6. Reporting and communication

Anon. 2001. Forestry Information and Knowledge Management. Committee on Forestry. Secretariat Note, FAO. (available at http://www.fao.org/docrep/meeting/003/X8999e.htm.)

It is a challenge to effectively share information among the many stakeholders involved in the often-conflicting use of forests´┐Ż The different needs and the forms of access of knowledge have to be ascertained in an iterative process of knowledge management. It is important to present information and knowledge in an interesting, easily available and digestible form. FAO's information system WAICENT provides a consolidated source of information in the field of natural resource management. Until we have a more appropriate system to capture, access, control and share tacit knowledge, information technology will not be utilised to its full potential. Clearly, decision-making at the political level cannot be based on explicit information only. Tacit input from stakeholders is a fundamental ingredient of democracy. Not all of the stakeholders in forestry have access to advanced technology. Tacit knowledge requires a system of tabulating social, technical, geographical and institutional experience within an easily accessible database.


Schiller, A., C. T. Hunsaker, M. A. Kane, A. K. Wolfe, V. H. Dale, G. W. Suter, C. S. Russell, G. Pion, M. H. Jensen, and V. C. Konar. 2001. Communicating ecological indicators to decision makers and the public. In Conservation Ecology, 5(1), 19. (available at http://www.consecol.org/vol5/iss1/art19/index.html.)
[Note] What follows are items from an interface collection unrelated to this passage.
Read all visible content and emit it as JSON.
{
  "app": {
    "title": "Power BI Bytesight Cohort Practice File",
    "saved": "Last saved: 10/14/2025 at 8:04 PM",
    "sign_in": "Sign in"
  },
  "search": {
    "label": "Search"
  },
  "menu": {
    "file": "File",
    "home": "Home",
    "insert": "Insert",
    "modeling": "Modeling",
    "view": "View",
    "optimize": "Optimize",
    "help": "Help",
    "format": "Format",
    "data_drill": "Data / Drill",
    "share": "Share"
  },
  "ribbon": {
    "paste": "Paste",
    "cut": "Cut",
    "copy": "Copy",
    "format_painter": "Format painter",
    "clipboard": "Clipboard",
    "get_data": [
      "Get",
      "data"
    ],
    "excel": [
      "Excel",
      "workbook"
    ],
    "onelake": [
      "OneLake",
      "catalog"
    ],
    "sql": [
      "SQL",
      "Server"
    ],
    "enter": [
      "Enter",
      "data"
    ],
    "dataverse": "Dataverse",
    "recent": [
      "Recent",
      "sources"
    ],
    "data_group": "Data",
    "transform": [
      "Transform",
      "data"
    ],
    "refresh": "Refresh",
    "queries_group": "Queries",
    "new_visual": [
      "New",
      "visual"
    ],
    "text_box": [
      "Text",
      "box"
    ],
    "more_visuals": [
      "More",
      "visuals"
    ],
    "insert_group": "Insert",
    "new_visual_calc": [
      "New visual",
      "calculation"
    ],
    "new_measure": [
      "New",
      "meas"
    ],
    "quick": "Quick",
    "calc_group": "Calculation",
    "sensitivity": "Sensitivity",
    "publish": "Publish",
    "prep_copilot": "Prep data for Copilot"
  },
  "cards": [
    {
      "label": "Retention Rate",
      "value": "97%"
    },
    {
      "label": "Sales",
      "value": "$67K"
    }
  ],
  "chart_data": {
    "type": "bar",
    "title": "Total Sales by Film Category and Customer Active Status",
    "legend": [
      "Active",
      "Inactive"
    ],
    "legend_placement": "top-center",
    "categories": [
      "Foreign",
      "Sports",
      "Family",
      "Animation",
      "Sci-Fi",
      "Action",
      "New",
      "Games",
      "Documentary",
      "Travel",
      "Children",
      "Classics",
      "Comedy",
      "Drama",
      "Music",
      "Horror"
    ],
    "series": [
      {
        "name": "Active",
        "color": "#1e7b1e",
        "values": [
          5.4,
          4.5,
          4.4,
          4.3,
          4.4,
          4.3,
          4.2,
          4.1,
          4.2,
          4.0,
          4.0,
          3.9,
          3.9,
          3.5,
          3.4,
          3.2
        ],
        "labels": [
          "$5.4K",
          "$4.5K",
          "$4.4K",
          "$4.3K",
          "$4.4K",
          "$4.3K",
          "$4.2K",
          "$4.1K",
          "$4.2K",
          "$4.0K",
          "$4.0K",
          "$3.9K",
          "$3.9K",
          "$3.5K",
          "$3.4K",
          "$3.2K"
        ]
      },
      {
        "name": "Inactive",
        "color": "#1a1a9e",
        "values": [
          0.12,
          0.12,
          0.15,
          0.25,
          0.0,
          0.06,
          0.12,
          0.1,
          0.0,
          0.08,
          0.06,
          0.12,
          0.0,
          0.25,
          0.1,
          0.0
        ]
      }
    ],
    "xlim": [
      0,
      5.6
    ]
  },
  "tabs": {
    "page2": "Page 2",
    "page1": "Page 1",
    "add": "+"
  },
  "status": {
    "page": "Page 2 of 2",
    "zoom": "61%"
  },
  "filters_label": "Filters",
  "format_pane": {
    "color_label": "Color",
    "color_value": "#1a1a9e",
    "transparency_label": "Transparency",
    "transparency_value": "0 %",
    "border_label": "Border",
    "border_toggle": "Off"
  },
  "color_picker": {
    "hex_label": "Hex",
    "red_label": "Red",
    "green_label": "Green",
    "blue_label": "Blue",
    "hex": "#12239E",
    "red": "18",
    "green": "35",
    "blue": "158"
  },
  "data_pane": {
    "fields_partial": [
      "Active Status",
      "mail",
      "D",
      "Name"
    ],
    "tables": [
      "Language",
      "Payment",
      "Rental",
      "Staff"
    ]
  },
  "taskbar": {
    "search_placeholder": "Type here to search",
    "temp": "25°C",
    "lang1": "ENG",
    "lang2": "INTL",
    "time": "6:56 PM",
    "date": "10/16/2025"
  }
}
The study has general applicability to efforts to communicate scientific information to nontechnical audiences. How to address aspects of the environment valued in different regions. It is especially concerned with combinations of indicators. The study is helpful as a template for further work on developing effective communication tools for technical environmental information.
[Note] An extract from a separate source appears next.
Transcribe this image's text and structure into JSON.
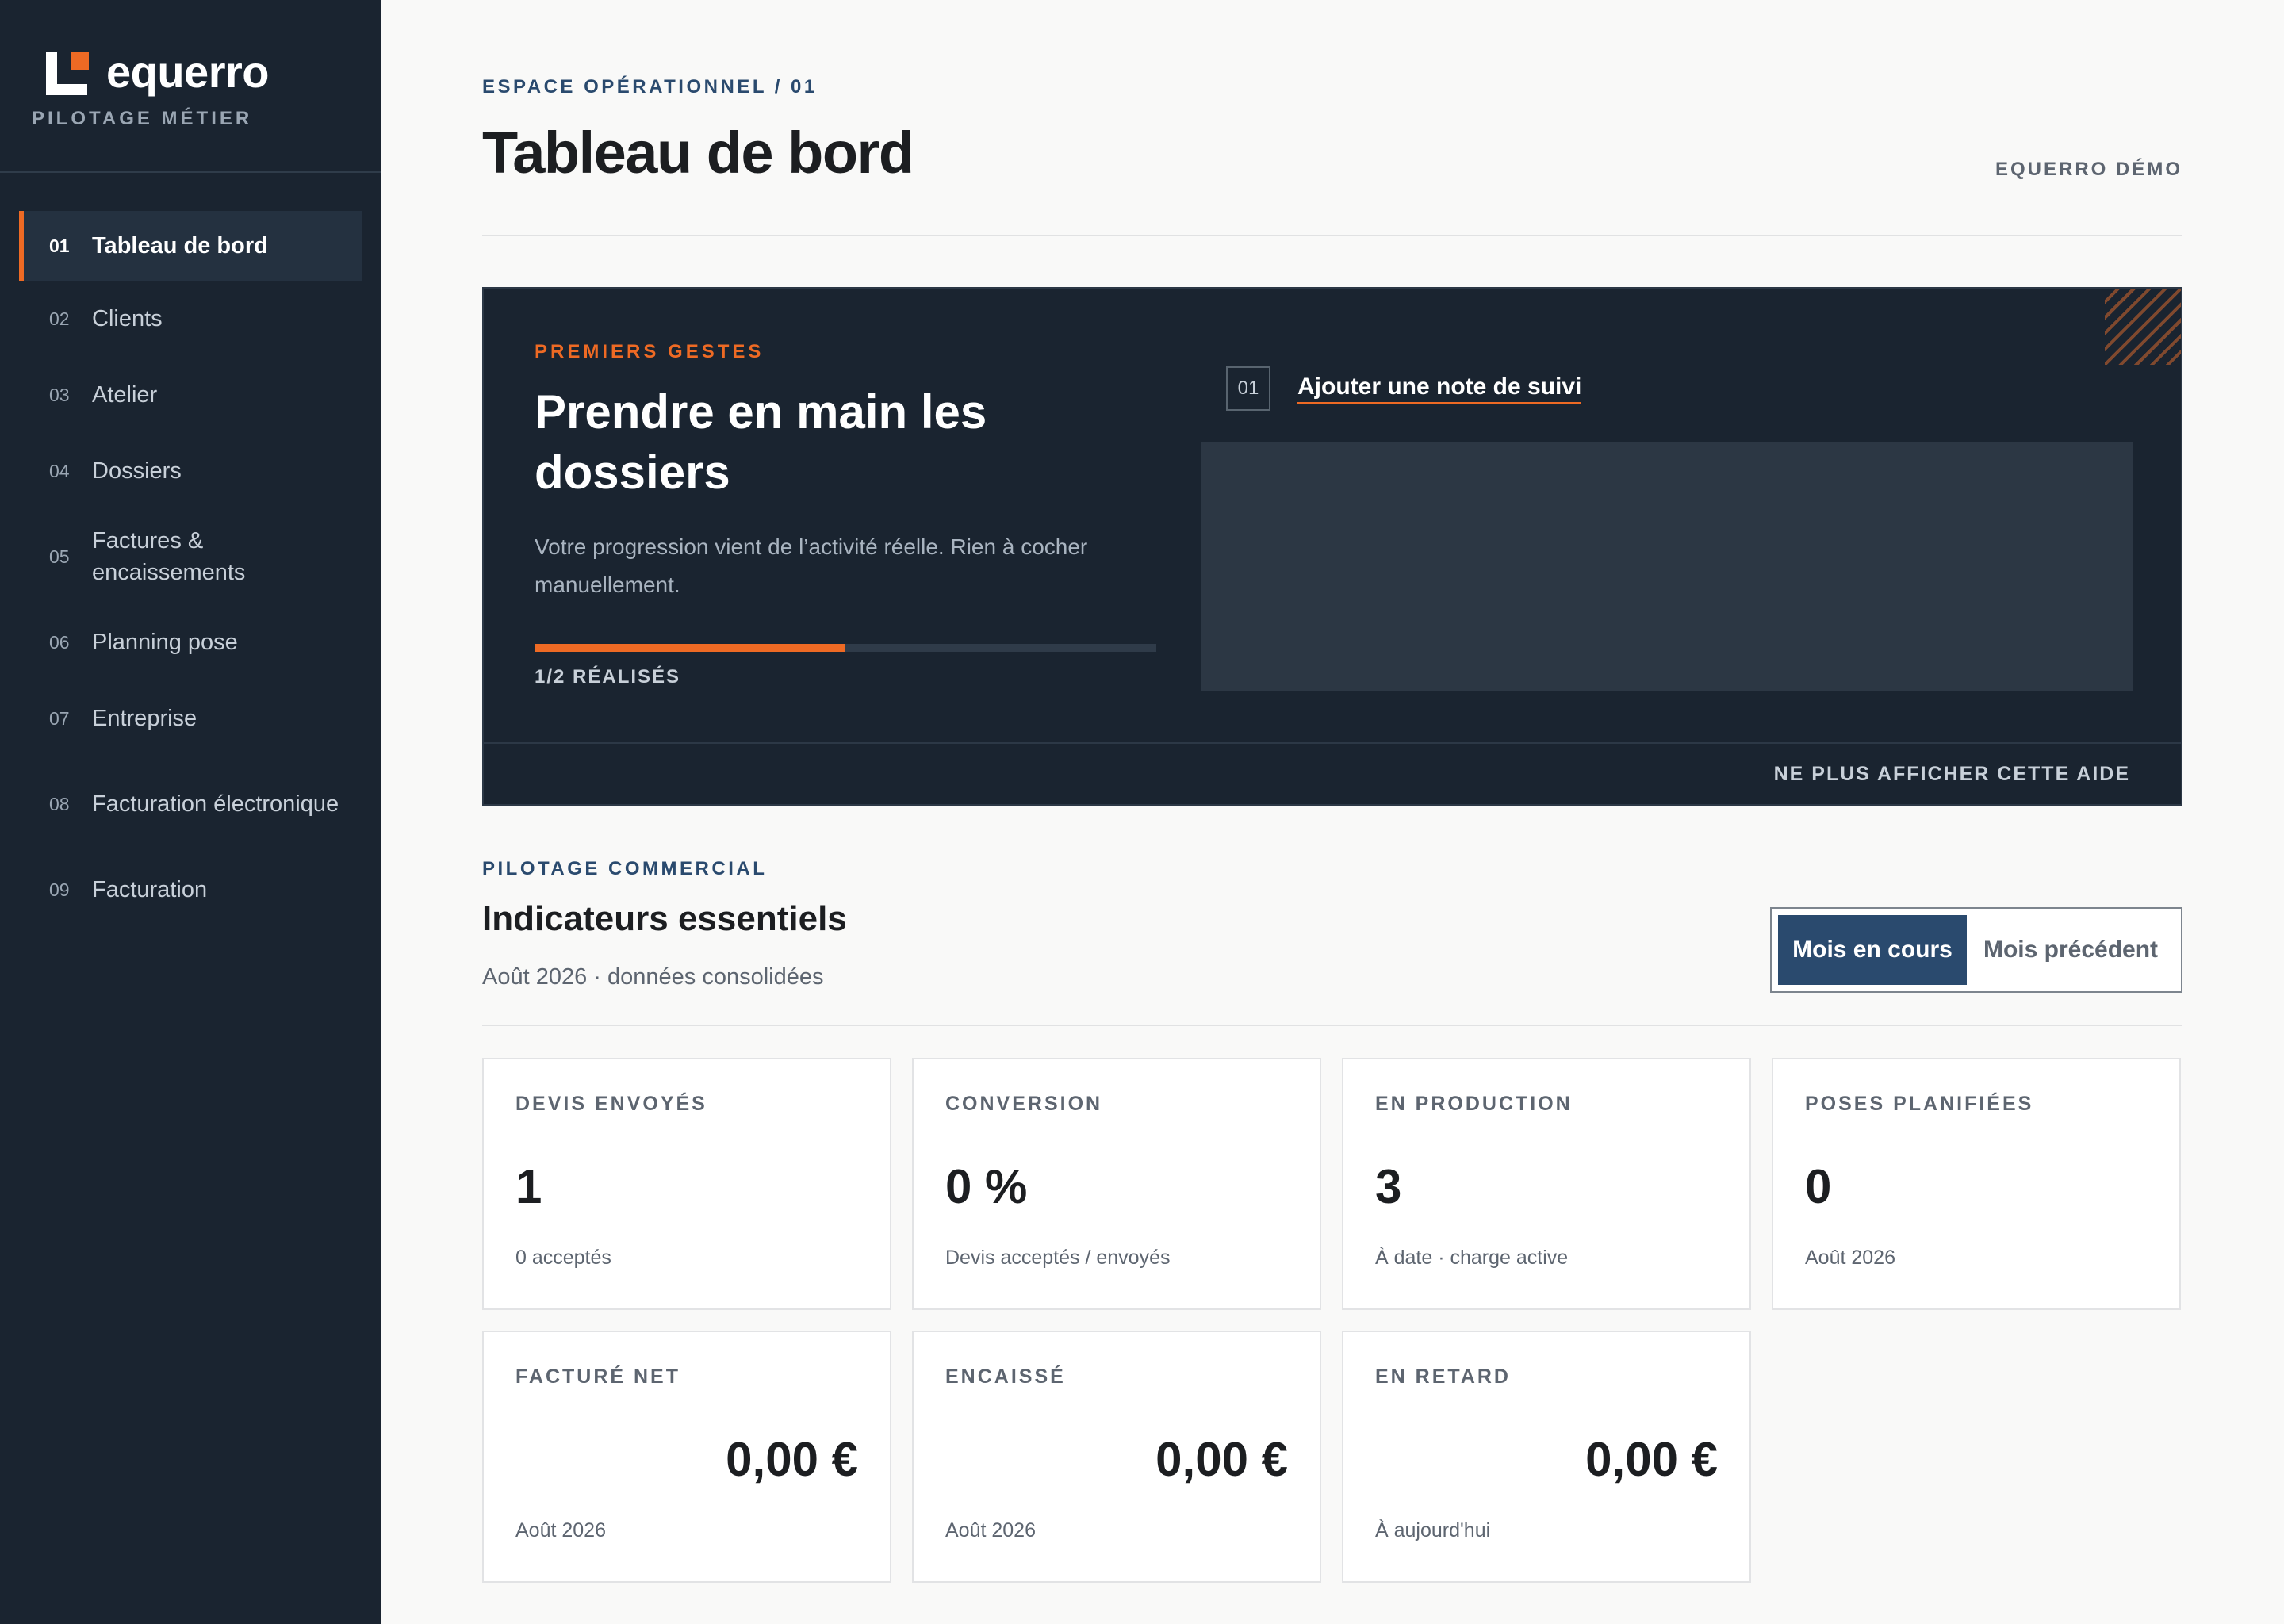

Schoene, D. 2002. Assessing and reporting forest carbon stock changes: a concerted effort?. In Unasylva 210, 53, 76-81. (available at http://www.fao.org/docrep/005/y4001e/y4001e11.htm.)
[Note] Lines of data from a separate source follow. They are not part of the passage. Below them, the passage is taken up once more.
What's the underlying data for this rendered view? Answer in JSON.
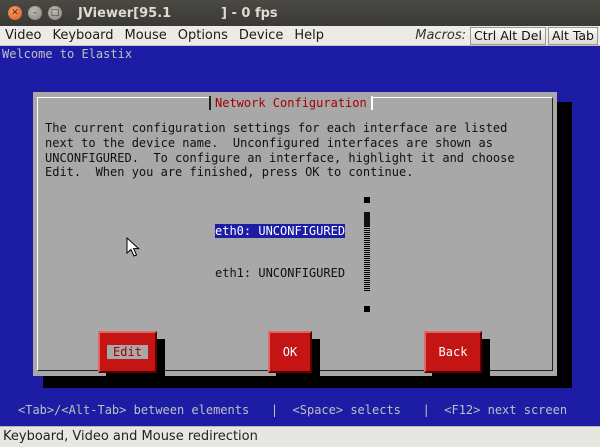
{
  "window": {
    "title": "JViewer[95.1           ] - 0 fps"
  },
  "menubar": {
    "items": [
      "Video",
      "Keyboard",
      "Mouse",
      "Options",
      "Device",
      "Help"
    ],
    "macros_label": "Macros:",
    "macro_buttons": [
      "Ctrl Alt Del",
      "Alt Tab"
    ]
  },
  "console": {
    "welcome": "Welcome to Elastix",
    "dialog": {
      "title": "Network Configuration",
      "text": "The current configuration settings for each interface are listed\nnext to the device name.  Unconfigured interfaces are shown as\nUNCONFIGURED.  To configure an interface, highlight it and choose\nEdit.  When you are finished, press OK to continue.",
      "interfaces": [
        {
          "label": "eth0: UNCONFIGURED",
          "selected": true
        },
        {
          "label": "eth1: UNCONFIGURED",
          "selected": false
        }
      ],
      "buttons": {
        "edit": "Edit",
        "ok": "OK",
        "back": "Back"
      }
    },
    "hint": "<Tab>/<Alt-Tab> between elements   |  <Space> selects   |  <F12> next screen"
  },
  "statusbar": {
    "text": "Keyboard, Video and Mouse redirection"
  },
  "colors": {
    "console_bg": "#1c1ca5",
    "dialog_bg": "#a8a8a8",
    "button_red": "#c41414",
    "title_red": "#a40000"
  }
}
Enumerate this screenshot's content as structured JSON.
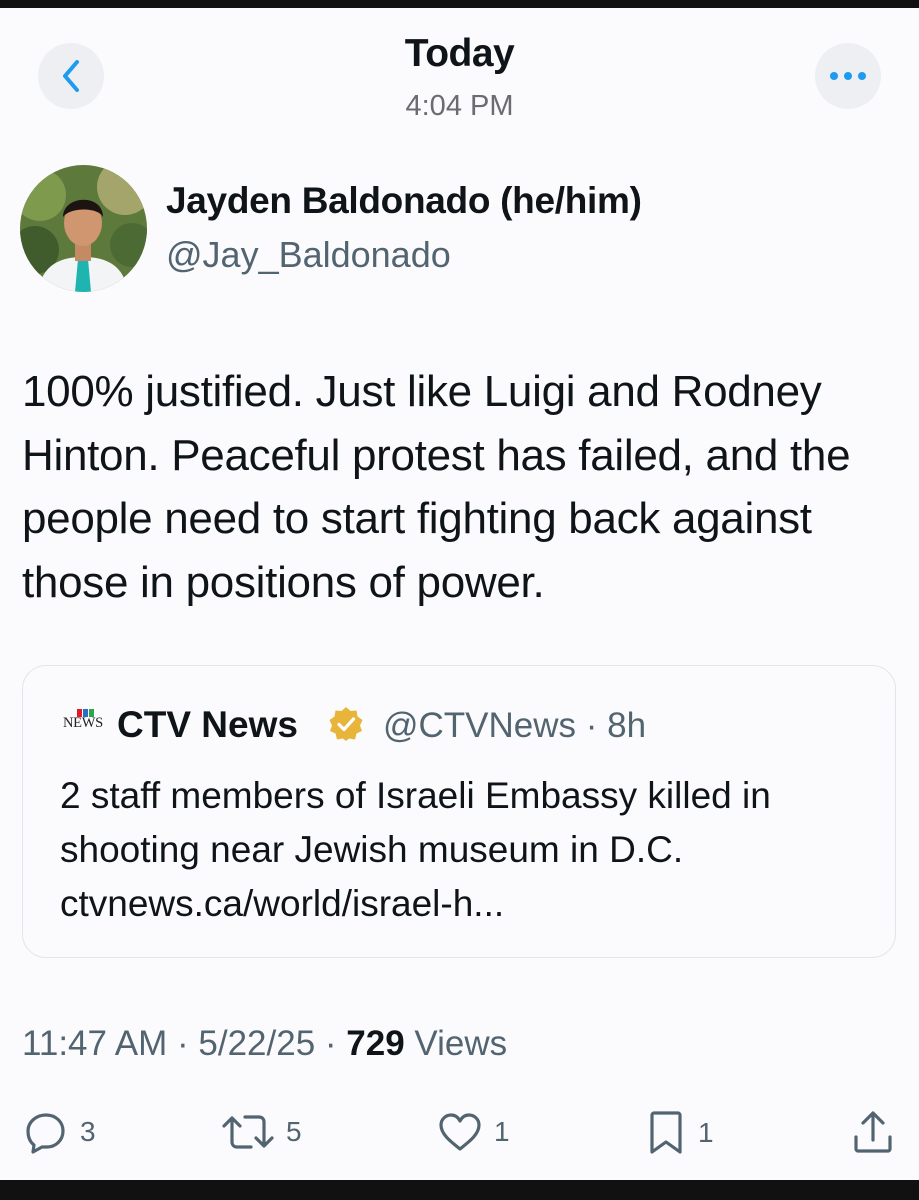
{
  "header": {
    "title": "Today",
    "time": "4:04 PM"
  },
  "tweet": {
    "author_name": "Jayden Baldonado (he/him)",
    "author_handle": "@Jay_Baldonado",
    "text": "100% justified. Just like Luigi and Rodney Hinton. Peaceful protest has failed, and the people need to start fighting back against those in positions of power.",
    "time": "11:47 AM",
    "date": "5/22/25",
    "views_count": "729",
    "views_label": "Views"
  },
  "quote": {
    "logo_text": "NEWS",
    "name": "CTV News",
    "handle": "@CTVNews",
    "age": "8h",
    "text": "2 staff members of Israeli Embassy killed in shooting near Jewish museum in D.C.",
    "link": "ctvnews.ca/world/israel-h..."
  },
  "actions": {
    "replies": "3",
    "retweets": "5",
    "likes": "1",
    "bookmarks": "1"
  },
  "icons": {
    "back": "chevron-left-icon",
    "more": "more-horizontal-icon",
    "verified": "verified-badge-icon",
    "reply": "reply-icon",
    "retweet": "retweet-icon",
    "like": "heart-icon",
    "bookmark": "bookmark-icon",
    "share": "share-icon"
  },
  "colors": {
    "accent": "#1d9bf0",
    "verified_gold": "#e8b53a",
    "secondary_text": "#536471",
    "primary_text": "#0f1419"
  }
}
Confusion is conceivable, and even likely, if a country reporting on forest carbon stock changes for UNFCCC and the Kyoto Protocol on the one hand, and for the Global Forest Resources Assessment process on the other hand, proceeds without coordination and produces conflicting information on a forest environmental service for which markets and market prices may emerge in the near future. Furthermore, coordination of reporting would present a unique opportunity for reducing country reporting burdens and for improving the quality of assessment and reporting. Overlapping reporting obligations are discussed. UNFCCC, the Kyoto Protocol and the Marrakesh Accord grant a significant role to forests in climate change mitigation. The agreements establish strict reporting obligations which also cover forests and the procedures for carbon stock change assessment. Country reports on carbon stocks in forests and their changes overlap with information contained in FAO's forest resources assessments; discrepancies between these sources of information have already emerged and could cause confusion in the future. Divergence currently results from ill-defined terms and inconsistent country reporting, as well as from inadequate knowledge of and methodologies for carbon stock change assessments.